— TASK DIRECTIONS —
Copy each line of the material below that includes the string "JSON".
*** Opening of SOURCE RECORDS ***
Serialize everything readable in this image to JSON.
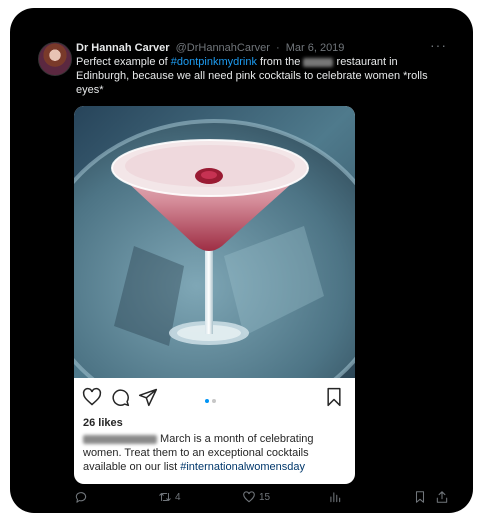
{
  "tweet": {
    "author_name": "Dr Hannah Carver",
    "author_handle": "@DrHannahCarver",
    "separator": "·",
    "date": "Mar 6, 2019",
    "text_before": "Perfect example of ",
    "hashtag": "#dontpinkmydrink",
    "text_middle": " from the ",
    "text_after": " restaurant in Edinburgh, because we all need pink cocktails to celebrate women *rolls eyes*",
    "more_label": "···"
  },
  "embed": {
    "likes": "26 likes",
    "caption_text": " March is a month of celebrating women. Treat them to an exceptional cocktails available on our list ",
    "caption_hashtag": "#internationalwomensday",
    "carousel_dots": 2,
    "active_dot": 0
  },
  "footer": {
    "reply_count": "",
    "retweet_count": "4",
    "like_count": "15"
  },
  "colors": {
    "background": "#000000",
    "text": "#e7e9ea",
    "muted": "#71767b",
    "link": "#1d9bf0",
    "ig_active_dot": "#0095f6"
  },
  "icons": [
    "heart-icon",
    "comment-icon",
    "share-icon",
    "bookmark-icon",
    "reply-icon",
    "retweet-icon",
    "like-icon",
    "views-icon",
    "tweet-bookmark-icon",
    "tweet-share-icon"
  ]
}
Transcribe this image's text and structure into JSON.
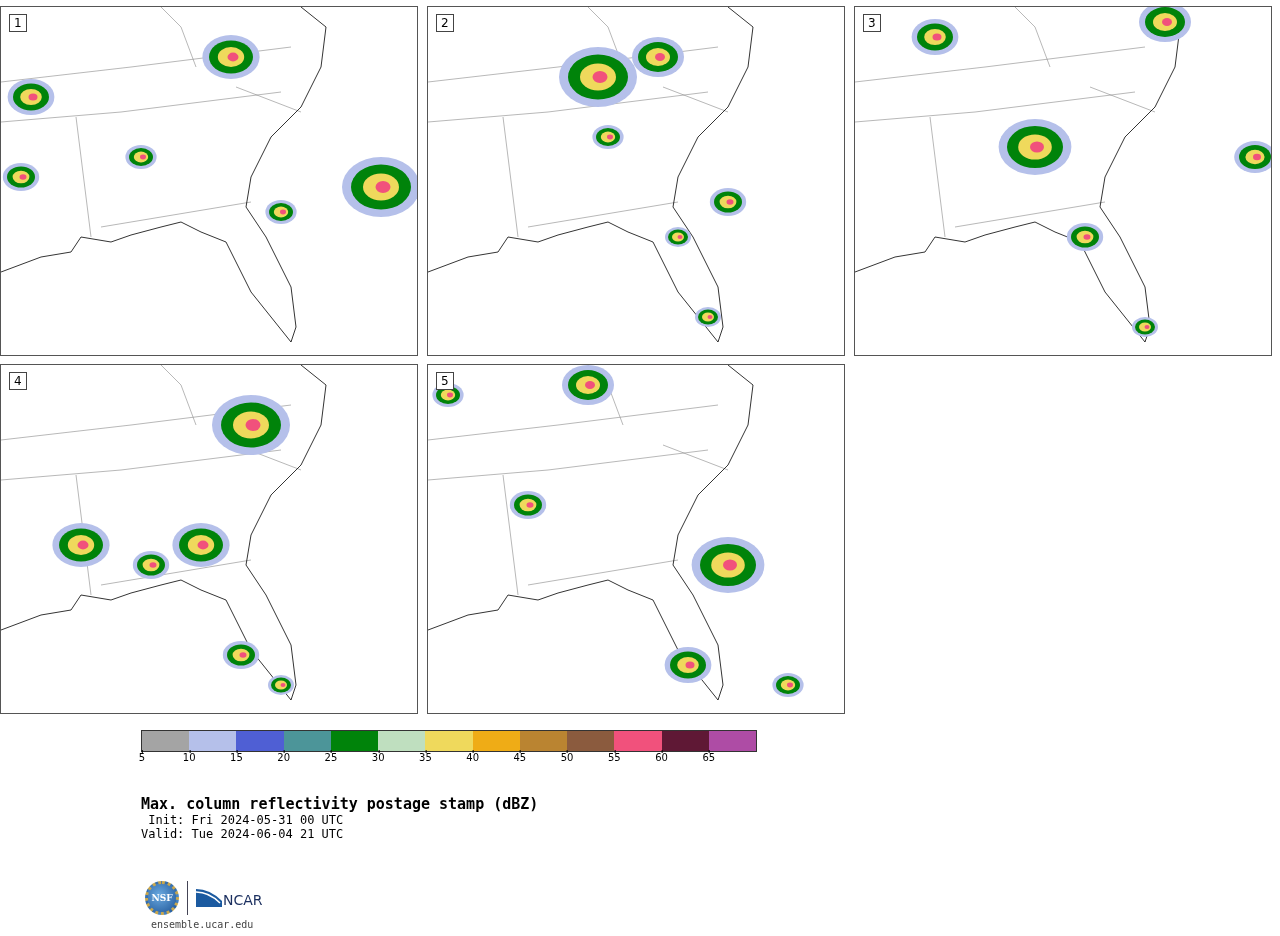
{
  "panels": [
    {
      "label": "1"
    },
    {
      "label": "2"
    },
    {
      "label": "3"
    },
    {
      "label": "4"
    },
    {
      "label": "5"
    }
  ],
  "colorbar": {
    "bins": [
      {
        "color": "#a4a4a4",
        "tick": "5"
      },
      {
        "color": "#b5c0ea",
        "tick": "10"
      },
      {
        "color": "#4f5fd4",
        "tick": "15"
      },
      {
        "color": "#4c9599",
        "tick": "20"
      },
      {
        "color": "#00830a",
        "tick": "25"
      },
      {
        "color": "#bfdfbf",
        "tick": "30"
      },
      {
        "color": "#efd95c",
        "tick": "35"
      },
      {
        "color": "#efac16",
        "tick": "40"
      },
      {
        "color": "#ba8431",
        "tick": "45"
      },
      {
        "color": "#8b5b3e",
        "tick": "50"
      },
      {
        "color": "#f1517c",
        "tick": "55"
      },
      {
        "color": "#5f1835",
        "tick": "60"
      },
      {
        "color": "#ae4ca5",
        "tick": "65"
      }
    ]
  },
  "title": "Max. column reflectivity postage stamp (dBZ)",
  "init": " Init: Fri 2024-05-31 00 UTC",
  "valid": "Valid: Tue 2024-06-04 21 UTC",
  "logos": {
    "nsf": "NSF",
    "ncar": "NCAR"
  },
  "footer_link": "ensemble.ucar.edu"
}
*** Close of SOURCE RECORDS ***
— OUTPUT OF THE EXERCISE —
Serialize everything readable in this image to JSON.
Transcribe this image's text and structure into JSON.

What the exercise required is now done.